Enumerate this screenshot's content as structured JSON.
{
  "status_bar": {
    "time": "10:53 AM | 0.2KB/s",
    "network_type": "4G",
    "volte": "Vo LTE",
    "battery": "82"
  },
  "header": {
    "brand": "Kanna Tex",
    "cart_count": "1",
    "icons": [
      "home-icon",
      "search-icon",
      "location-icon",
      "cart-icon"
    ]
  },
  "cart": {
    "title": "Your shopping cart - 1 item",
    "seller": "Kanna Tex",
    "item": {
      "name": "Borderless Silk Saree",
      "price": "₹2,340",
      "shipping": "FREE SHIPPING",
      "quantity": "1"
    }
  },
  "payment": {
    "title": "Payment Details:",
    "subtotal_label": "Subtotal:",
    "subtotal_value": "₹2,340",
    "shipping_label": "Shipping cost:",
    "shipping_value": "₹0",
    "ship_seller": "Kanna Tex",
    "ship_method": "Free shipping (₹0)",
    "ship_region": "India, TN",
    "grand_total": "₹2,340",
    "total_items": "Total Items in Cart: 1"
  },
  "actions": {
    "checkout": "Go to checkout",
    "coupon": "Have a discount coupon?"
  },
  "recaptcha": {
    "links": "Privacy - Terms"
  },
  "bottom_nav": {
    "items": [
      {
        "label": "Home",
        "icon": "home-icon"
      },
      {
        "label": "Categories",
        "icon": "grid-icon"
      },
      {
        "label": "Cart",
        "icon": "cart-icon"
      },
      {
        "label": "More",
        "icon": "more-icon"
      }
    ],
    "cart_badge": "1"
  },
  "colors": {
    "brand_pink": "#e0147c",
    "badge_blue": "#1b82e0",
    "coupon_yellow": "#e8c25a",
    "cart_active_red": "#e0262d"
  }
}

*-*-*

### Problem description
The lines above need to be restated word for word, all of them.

### Your solution
Enumerate this screenshot's content as structured JSON.
{
  "status_bar": {
    "time": "10:53 AM | 0.2KB/s",
    "network_type": "4G",
    "volte": "Vo LTE",
    "battery": "82"
  },
  "header": {
    "brand": "Kanna Tex",
    "cart_count": "1",
    "icons": [
      "home-icon",
      "search-icon",
      "location-icon",
      "cart-icon"
    ]
  },
  "cart": {
    "title": "Your shopping cart - 1 item",
    "seller": "Kanna Tex",
    "item": {
      "name": "Borderless Silk Saree",
      "price": "₹2,340",
      "shipping": "FREE SHIPPING",
      "quantity": "1"
    }
  },
  "payment": {
    "title": "Payment Details:",
    "subtotal_label": "Subtotal:",
    "subtotal_value": "₹2,340",
    "shipping_label": "Shipping cost:",
    "shipping_value": "₹0",
    "ship_seller": "Kanna Tex",
    "ship_method": "Free shipping (₹0)",
    "ship_region": "India, TN",
    "grand_total": "₹2,340",
    "total_items": "Total Items in Cart: 1"
  },
  "actions": {
    "checkout": "Go to checkout",
    "coupon": "Have a discount coupon?"
  },
  "recaptcha": {
    "links": "Privacy - Terms"
  },
  "bottom_nav": {
    "items": [
      {
        "label": "Home",
        "icon": "home-icon"
      },
      {
        "label": "Categories",
        "icon": "grid-icon"
      },
      {
        "label": "Cart",
        "icon": "cart-icon"
      },
      {
        "label": "More",
        "icon": "more-icon"
      }
    ],
    "cart_badge": "1"
  },
  "colors": {
    "brand_pink": "#e0147c",
    "badge_blue": "#1b82e0",
    "coupon_yellow": "#e8c25a",
    "cart_active_red": "#e0262d"
  }
}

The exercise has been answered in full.